Soon after Hank’s homecoming, he has an interlude at the local bar with a pretty barmaid, who is portrayed by Leighton Meester of Gossip Girl fame. Turns out, this young woman is old flame Samantha’s daughter, Carla, and Hank may or may not be her father. This is another area where the movie’s plot falters and loose ends are left unresolved. Meester is only in a few scenes and the story is used as filler. The audience does learn the identity of Carla’s father, but it is not played out or resolved in any tangible way. Once Hank learns the truth, the story is dropped. It is unfortunate since Meester is a very talented young actress and the story could have been expanded in a number of different ways, especially given the 141 minute run time.

On the bench for 42 years, the titular character, Judge Joseph Palmer, whom everyone including his own family, is referred to as The Judge. There is already early talk of Duvall garnering an Oscar nod and possibly even his second win as Best Actor for this role. Duvall won the Best Actor Oscar for 1983’s Tender Mercies. The Judge is very much the law in Carlinville, and a tyrant who is fanatical about everything on and off the bench. Judge Palmer is also harboring some secrets of his own, which complicated his wife’s passing, Hank’s homecoming, and the family estrangement drama which the film is based upon.

Hank is determined to leave as soon as his mother’s funeral is over, but forces are conspiring to keep him in town. He makes it as far as the airport and has boarded his plane to return home to his fractured family life in Chicago, when Hank is informed that The Judge has been called in for questioning regarding his damaged 1973 Cadillac Coupe DeVille. Turns out, The Judge went for a late-evening drive on a rainy night and killed a man with his prized automobile. However, The Judge cannot recall what happened. Things get more complicated when it is revealed the victim is known to The Judge and was involved in a case that proved to be the biggest mistake of Judge Palmer’s career.

The Judge is ultimately arrested and stands trial for murder in the case. The film has a well-constructed murder plot behind it, as well as provided the audience with some unexpected twists and turns throughout the film. The other big reveal regarding The Judge‘s health also added nuance and unexpected complexity to the film. Other noteworthy performances were provided by Billy Bob Thornton (Sling Blade) as Dwight Dickham, who portrayed the prosecutor assigned to ensure justice was served, as well as Dax Shepard (Parenthood), who played the small-town lawyer recruited for a case that was out of his depth.

When the verdict is reached, The Judge continued to surprise viewers with more unexpected twists and turns.
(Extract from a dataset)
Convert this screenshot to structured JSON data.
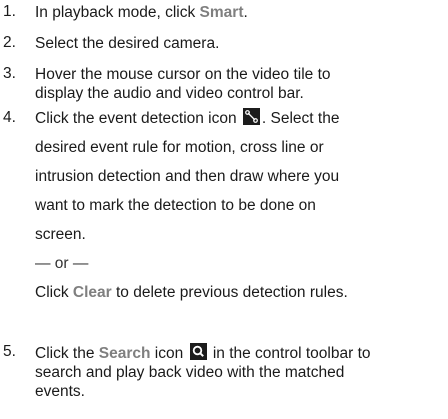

The ultimatum conclusion to the case was inevitable and bittersweet. Yet, the film’s conclusion was left open-ended with many unresolved issues. The verdict is in on The Judge and it is a mixed bag of fine performances, uneven and unresolved plot issues, and extended family drama throughout the film. While there are many reasons to see the film, if the audience is looking for closure and resolution, The Judge is in need of an appeal.

Opinion and Review By Leigh Haugh

See Other Articles Written by This Author:

Guardian Liberty Voice–Article Archive of Leigh Haugh

Los Angeles Times
Boston Globe

2 Responses to "‘The Judge’: The Verdict Is Mixed"

  1. Ashwin   June 13, 2018 at 10:55 pm


  2. Matthew Shipton   October 19, 2014 at 8:26 am

    Film was great! As you put it, Hanks home life is left neglected etc… Expanding on his home life has nothing to do with the story the film is trying to tell? How would expanding the story of his home life add anything to the movie? He is married, she cheated, he’s pissed, he loves his daughter very much, and he’s probably getting a divorce. What else do you need to know? Think you are out of touch with this comment.


Leave a Reply

Your email address will not be published.